• _Work instruction_
Find the word "rápida" in the data, then copy each line where it is found.
═══ Material for the task
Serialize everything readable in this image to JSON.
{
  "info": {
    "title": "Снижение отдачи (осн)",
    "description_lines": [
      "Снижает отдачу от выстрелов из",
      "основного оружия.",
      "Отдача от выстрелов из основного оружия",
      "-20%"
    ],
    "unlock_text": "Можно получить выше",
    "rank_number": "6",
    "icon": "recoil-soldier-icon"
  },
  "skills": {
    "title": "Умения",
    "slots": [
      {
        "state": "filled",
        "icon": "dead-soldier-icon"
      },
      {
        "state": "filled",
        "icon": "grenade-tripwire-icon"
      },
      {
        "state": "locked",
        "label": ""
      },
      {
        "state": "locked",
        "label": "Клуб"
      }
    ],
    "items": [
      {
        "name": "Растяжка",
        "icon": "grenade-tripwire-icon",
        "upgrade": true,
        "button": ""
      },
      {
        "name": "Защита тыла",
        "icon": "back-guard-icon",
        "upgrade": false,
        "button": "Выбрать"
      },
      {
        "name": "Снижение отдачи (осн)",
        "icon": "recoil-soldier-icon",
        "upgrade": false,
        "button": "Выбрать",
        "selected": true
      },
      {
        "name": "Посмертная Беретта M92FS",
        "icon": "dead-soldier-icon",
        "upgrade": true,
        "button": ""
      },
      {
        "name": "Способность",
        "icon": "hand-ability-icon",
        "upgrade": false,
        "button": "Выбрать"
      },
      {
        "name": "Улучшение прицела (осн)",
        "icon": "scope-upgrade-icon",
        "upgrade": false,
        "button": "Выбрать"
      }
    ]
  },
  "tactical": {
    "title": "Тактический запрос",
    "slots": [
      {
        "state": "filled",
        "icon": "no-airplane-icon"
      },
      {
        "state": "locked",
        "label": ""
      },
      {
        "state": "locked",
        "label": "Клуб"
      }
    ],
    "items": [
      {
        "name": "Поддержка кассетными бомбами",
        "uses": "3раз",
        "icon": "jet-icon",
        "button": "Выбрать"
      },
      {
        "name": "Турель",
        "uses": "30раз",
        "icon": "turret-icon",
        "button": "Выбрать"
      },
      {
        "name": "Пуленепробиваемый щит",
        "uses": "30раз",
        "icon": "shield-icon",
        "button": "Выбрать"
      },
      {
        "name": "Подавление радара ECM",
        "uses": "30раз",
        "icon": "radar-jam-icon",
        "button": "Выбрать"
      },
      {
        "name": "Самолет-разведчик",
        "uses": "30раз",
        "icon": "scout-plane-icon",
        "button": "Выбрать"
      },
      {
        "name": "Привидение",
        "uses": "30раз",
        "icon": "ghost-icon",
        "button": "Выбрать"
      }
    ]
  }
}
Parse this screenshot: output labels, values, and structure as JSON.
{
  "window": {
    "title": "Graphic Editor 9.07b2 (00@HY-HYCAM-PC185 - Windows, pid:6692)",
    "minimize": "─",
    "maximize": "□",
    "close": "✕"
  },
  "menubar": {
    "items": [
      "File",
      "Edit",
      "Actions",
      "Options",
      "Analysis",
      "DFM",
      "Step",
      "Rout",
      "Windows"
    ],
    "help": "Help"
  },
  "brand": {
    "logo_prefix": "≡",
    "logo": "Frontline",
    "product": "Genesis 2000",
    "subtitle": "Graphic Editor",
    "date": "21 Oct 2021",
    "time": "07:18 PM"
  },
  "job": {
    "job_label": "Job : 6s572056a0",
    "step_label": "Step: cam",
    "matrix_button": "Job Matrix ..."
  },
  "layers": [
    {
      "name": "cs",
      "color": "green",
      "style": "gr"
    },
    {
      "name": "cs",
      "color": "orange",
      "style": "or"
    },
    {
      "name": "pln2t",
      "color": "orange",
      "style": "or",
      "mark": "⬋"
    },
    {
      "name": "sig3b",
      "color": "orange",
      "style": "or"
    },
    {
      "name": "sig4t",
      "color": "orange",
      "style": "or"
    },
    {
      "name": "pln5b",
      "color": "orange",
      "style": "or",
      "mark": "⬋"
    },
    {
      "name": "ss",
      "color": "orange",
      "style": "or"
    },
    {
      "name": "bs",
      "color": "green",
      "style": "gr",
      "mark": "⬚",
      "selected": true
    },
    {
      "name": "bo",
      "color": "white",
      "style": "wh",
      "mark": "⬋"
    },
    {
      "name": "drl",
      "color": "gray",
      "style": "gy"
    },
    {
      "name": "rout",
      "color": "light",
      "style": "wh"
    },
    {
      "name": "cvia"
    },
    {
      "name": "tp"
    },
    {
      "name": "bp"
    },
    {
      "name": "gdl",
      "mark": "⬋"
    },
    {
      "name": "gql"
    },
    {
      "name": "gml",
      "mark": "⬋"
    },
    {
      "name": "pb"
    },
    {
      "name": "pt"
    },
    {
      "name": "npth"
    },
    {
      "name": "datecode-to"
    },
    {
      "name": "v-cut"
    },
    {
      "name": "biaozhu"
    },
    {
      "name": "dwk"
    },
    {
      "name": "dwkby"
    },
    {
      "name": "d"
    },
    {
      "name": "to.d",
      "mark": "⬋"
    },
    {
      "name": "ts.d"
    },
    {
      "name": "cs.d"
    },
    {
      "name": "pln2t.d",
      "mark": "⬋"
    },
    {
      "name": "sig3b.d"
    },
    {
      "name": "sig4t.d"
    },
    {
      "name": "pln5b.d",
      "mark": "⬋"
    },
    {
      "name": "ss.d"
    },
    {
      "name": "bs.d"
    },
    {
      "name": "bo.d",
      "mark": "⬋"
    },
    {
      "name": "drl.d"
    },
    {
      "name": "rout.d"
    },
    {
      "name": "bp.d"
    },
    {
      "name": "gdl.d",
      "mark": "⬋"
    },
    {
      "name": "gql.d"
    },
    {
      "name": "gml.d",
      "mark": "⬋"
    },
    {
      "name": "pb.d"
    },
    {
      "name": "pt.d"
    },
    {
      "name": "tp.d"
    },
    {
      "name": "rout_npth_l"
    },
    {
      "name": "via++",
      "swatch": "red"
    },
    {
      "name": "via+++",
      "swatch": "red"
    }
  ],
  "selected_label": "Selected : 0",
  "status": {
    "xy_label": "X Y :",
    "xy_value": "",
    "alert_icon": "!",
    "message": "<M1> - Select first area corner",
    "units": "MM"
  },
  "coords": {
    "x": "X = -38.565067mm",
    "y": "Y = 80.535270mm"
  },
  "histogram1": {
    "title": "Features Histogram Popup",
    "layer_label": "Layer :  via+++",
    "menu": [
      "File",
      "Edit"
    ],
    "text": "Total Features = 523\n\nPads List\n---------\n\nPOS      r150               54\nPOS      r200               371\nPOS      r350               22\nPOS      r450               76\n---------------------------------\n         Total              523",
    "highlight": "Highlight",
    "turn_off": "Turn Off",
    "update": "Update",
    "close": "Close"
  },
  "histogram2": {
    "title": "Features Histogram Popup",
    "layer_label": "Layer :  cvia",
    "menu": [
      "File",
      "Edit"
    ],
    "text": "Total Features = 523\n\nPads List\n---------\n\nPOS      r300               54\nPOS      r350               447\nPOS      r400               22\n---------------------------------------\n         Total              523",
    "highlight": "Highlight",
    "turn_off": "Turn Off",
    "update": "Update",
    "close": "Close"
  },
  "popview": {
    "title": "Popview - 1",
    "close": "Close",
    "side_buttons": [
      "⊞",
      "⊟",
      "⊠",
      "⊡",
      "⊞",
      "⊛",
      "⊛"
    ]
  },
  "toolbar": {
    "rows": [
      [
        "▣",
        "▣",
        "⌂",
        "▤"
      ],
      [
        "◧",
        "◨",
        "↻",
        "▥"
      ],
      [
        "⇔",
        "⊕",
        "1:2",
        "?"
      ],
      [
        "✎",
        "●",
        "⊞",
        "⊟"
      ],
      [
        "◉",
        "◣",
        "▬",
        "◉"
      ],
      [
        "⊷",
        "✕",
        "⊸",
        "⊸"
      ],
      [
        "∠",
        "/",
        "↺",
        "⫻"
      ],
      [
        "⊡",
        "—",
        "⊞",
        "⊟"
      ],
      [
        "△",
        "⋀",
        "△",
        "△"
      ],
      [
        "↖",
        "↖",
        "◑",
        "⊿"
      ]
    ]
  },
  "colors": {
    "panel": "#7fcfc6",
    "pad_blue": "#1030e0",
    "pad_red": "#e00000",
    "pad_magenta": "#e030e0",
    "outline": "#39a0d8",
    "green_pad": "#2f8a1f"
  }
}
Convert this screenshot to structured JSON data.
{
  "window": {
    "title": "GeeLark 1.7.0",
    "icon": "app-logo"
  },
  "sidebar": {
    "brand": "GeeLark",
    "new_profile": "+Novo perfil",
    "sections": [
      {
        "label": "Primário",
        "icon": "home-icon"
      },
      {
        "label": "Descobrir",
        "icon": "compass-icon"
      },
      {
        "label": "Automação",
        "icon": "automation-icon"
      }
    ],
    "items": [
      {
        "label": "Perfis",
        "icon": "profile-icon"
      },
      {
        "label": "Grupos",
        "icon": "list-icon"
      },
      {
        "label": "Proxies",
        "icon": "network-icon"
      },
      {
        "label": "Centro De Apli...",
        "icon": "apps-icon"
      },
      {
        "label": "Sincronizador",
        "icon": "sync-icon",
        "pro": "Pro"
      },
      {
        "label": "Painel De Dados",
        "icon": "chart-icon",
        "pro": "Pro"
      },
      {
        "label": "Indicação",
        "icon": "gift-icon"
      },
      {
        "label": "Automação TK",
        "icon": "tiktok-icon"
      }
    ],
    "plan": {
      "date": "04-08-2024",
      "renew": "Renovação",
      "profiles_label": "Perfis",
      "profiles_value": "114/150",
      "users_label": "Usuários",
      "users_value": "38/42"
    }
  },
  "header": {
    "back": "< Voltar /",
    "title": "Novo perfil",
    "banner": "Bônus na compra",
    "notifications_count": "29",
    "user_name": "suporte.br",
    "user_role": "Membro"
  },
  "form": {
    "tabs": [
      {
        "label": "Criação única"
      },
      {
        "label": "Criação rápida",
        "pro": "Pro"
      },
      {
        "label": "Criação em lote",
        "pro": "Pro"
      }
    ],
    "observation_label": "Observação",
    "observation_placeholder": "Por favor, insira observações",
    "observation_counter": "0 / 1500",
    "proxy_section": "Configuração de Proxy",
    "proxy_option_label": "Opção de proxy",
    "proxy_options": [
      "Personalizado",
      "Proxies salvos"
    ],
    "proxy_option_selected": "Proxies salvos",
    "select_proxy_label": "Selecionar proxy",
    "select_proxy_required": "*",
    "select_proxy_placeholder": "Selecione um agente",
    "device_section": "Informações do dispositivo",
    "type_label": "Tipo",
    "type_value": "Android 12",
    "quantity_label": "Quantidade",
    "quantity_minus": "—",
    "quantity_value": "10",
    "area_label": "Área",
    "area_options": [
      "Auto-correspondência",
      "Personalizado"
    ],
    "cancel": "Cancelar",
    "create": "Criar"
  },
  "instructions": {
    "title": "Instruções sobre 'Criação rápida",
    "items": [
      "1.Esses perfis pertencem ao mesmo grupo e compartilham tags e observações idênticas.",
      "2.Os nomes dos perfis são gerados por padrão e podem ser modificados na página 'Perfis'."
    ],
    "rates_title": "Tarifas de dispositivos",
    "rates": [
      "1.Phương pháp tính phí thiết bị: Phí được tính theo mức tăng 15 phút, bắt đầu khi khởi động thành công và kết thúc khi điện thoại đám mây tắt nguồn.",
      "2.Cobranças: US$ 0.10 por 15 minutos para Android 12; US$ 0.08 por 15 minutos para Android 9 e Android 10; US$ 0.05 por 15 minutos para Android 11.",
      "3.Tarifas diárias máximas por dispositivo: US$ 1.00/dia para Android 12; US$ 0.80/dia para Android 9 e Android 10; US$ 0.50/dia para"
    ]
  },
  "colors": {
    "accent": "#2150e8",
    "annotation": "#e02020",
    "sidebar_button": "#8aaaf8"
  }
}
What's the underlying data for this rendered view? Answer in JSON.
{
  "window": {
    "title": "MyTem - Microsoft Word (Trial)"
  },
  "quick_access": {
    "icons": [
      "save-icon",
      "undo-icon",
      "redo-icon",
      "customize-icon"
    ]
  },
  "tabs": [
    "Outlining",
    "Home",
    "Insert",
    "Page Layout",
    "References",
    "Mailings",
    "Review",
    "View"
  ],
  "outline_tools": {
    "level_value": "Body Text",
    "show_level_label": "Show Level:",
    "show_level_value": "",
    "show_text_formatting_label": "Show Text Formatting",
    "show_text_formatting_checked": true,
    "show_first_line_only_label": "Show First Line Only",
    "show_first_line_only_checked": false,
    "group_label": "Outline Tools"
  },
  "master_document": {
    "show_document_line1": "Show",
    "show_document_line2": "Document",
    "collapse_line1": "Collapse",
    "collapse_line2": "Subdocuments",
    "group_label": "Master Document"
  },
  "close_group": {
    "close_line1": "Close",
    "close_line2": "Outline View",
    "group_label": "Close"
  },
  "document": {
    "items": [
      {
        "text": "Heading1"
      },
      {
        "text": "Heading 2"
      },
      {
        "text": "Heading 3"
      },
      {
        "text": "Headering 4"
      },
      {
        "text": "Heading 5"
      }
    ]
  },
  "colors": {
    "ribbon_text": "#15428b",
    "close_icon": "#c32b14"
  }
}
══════
• _Output of the exercise_
        "label": "Criação rápida",
    "title": "Instruções sobre 'Criação rápida",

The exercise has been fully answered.